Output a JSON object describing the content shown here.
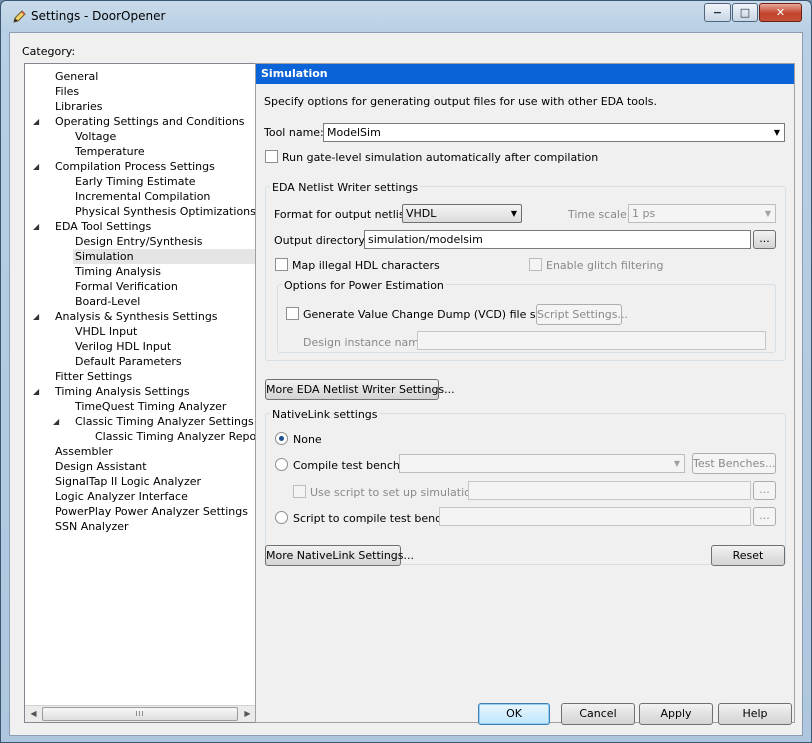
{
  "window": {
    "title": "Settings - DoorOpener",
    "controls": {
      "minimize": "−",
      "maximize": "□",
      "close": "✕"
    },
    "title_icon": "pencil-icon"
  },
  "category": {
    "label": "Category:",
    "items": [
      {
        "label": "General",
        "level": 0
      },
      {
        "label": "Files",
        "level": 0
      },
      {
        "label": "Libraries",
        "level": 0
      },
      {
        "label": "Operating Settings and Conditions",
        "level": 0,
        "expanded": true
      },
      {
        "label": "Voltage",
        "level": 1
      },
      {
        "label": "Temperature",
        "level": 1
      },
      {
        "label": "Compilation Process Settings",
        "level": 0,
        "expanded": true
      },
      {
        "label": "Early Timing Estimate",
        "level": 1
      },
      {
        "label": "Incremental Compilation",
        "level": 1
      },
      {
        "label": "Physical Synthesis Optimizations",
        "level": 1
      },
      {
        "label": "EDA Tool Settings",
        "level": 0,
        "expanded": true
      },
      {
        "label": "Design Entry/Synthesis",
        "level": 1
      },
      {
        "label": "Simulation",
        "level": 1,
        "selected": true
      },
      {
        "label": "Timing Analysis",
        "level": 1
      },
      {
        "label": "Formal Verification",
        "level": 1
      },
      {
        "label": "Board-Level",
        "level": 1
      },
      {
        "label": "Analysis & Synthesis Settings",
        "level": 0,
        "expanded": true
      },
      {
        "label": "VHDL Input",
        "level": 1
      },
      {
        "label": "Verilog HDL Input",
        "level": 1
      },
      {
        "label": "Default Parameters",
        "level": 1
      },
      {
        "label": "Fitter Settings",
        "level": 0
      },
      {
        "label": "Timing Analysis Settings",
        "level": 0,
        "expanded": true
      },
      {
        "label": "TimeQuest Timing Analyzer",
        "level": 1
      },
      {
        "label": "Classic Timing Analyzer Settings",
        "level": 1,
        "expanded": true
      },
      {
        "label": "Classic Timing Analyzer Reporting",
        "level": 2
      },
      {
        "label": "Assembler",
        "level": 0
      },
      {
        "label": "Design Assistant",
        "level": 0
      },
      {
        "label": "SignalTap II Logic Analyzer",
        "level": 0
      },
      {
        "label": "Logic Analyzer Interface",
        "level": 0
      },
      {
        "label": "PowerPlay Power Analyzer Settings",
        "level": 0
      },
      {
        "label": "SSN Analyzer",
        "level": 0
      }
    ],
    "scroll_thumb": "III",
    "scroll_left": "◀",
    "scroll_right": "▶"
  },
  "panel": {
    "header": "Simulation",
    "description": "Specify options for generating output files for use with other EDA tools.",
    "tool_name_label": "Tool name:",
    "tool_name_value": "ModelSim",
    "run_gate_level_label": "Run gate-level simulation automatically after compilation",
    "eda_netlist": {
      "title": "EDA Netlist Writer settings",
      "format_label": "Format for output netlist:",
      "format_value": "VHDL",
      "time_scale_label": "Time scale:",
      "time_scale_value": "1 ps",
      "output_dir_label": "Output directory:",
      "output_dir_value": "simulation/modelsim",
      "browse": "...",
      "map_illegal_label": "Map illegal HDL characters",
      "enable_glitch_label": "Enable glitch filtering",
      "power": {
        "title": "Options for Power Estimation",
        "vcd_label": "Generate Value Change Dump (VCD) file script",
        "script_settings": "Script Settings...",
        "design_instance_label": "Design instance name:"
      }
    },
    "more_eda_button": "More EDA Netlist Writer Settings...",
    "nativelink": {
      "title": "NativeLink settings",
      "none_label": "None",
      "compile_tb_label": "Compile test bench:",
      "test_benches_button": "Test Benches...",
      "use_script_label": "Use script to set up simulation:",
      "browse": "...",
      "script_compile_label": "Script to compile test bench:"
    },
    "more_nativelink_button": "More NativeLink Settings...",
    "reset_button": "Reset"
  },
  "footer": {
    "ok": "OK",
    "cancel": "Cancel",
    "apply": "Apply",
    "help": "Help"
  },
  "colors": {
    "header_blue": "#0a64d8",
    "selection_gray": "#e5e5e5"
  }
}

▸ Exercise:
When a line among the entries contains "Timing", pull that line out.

▸ Solution:
        "label": "Early Timing Estimate",
        "label": "Timing Analysis",
        "label": "Timing Analysis Settings",
        "label": "TimeQuest Timing Analyzer",
        "label": "Classic Timing Analyzer Settings",
        "label": "Classic Timing Analyzer Reporting",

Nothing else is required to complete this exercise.